new-orleans-341I was walking in this morning, cold, the sound of ice crunching as I walked. But, I was heartended by the fact that days are getting longer and…six weeks from today, exactly, we’ll be heading to New Orleans!

I checked the Times-Picayune online to see what’s going on in the Crescent City and found the schedule of events for the many festivals that will be going on when we are there. The biggest news: rumor has it that the Mardi Gras Indians will process on Sunday, March 15th, rather than a week later, as I had feared. Keep in mind, things with the Indians are always tentative and subject to their schedule, but this is a hopeful sign. Keep your fingers crossed!

There is a complete list of events, but highlights include: Saturday, March 14th, Italian-American St. Joseph’s Day parade, 6:00 p.m., French Quarter; Sunday, March 15, Mardi Gras Indian’s Super Sunday, around 1:00 p.m. (I’m still a little leary of this, though.); and the Tuesday, March 17th, the Downtown Irish Club Parade, 6:30 p.m., Bywater/French Quarter. This starts outside of the French Quarter and participants stop frequently for “refreshments,” so it takes a while for it to hit Bourbon Street. In addition, Thursday, March 19th is St. Joseph’s Day and there will be altars set up throughout the city. For the parade listing, see: http://blog.nola.com/festivals/2008/02/st_patricks_day_events_for_200.html

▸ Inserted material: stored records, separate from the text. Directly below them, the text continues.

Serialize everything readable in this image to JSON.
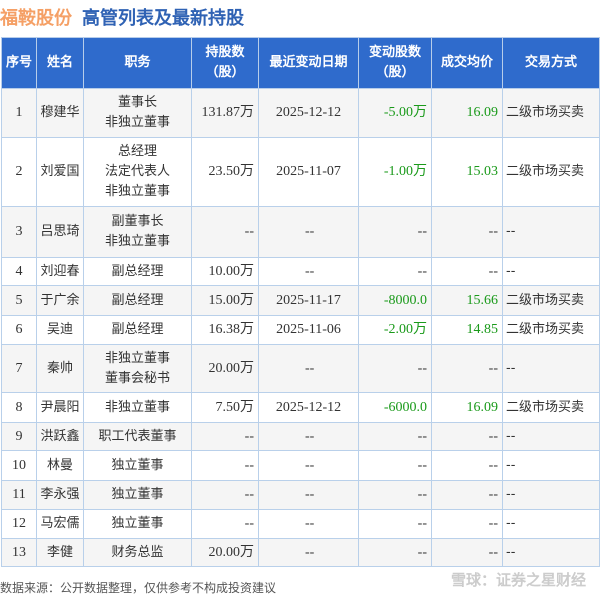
{
  "title": {
    "company": "福鞍股份",
    "subtitle": "高管列表及最新持股"
  },
  "columns": [
    "序号",
    "姓名",
    "职务",
    "持股数\n（股）",
    "最近变动日期",
    "变动股数\n（股）",
    "成交均价",
    "交易方式"
  ],
  "rows": [
    {
      "no": "1",
      "name": "穆建华",
      "position": "董事长\n非独立董事",
      "shares": "131.87万",
      "date": "2025-12-12",
      "change": "-5.00万",
      "price": "16.09",
      "method": "二级市场买卖"
    },
    {
      "no": "2",
      "name": "刘爱国",
      "position": "总经理\n法定代表人\n非独立董事",
      "shares": "23.50万",
      "date": "2025-11-07",
      "change": "-1.00万",
      "price": "15.03",
      "method": "二级市场买卖"
    },
    {
      "no": "3",
      "name": "吕思琦",
      "position": "副董事长\n非独立董事",
      "shares": "--",
      "date": "--",
      "change": "--",
      "price": "--",
      "method": "--"
    },
    {
      "no": "4",
      "name": "刘迎春",
      "position": "副总经理",
      "shares": "10.00万",
      "date": "--",
      "change": "--",
      "price": "--",
      "method": "--"
    },
    {
      "no": "5",
      "name": "于广余",
      "position": "副总经理",
      "shares": "15.00万",
      "date": "2025-11-17",
      "change": "-8000.0",
      "price": "15.66",
      "method": "二级市场买卖"
    },
    {
      "no": "6",
      "name": "吴迪",
      "position": "副总经理",
      "shares": "16.38万",
      "date": "2025-11-06",
      "change": "-2.00万",
      "price": "14.85",
      "method": "二级市场买卖"
    },
    {
      "no": "7",
      "name": "秦帅",
      "position": "非独立董事\n董事会秘书",
      "shares": "20.00万",
      "date": "--",
      "change": "--",
      "price": "--",
      "method": "--"
    },
    {
      "no": "8",
      "name": "尹晨阳",
      "position": "非独立董事",
      "shares": "7.50万",
      "date": "2025-12-12",
      "change": "-6000.0",
      "price": "16.09",
      "method": "二级市场买卖"
    },
    {
      "no": "9",
      "name": "洪跃鑫",
      "position": "职工代表董事",
      "shares": "--",
      "date": "--",
      "change": "--",
      "price": "--",
      "method": "--"
    },
    {
      "no": "10",
      "name": "林曼",
      "position": "独立董事",
      "shares": "--",
      "date": "--",
      "change": "--",
      "price": "--",
      "method": "--"
    },
    {
      "no": "11",
      "name": "李永强",
      "position": "独立董事",
      "shares": "--",
      "date": "--",
      "change": "--",
      "price": "--",
      "method": "--"
    },
    {
      "no": "12",
      "name": "马宏儒",
      "position": "独立董事",
      "shares": "--",
      "date": "--",
      "change": "--",
      "price": "--",
      "method": "--"
    },
    {
      "no": "13",
      "name": "李健",
      "position": "财务总监",
      "shares": "20.00万",
      "date": "--",
      "change": "--",
      "price": "--",
      "method": "--"
    }
  ],
  "footer": "数据来源：公开数据整理，仅供参考不构成投资建议",
  "watermark": "雪球：证券之星财经"
}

Finally, as the nation celebrates Abrahm Lincoln’s bicentennial (February 12th, to be exact), New Orleans is celebrating the centennial of the Zulu Social Aid & Pleasure Club. The Louisiana State Museum (housed in the Cabildo and Presbytere) has opened a year-long exhibit: “From Tramps to Kings: 100 Years of Zulu.” The $6.00 admission will get you into other exhibits, as well, including their permanent Carnival exhibit, “Mardi Gras in Louisiana.” For the website on the exhibit, see: http://lsm.crt.state.la.us/zulu/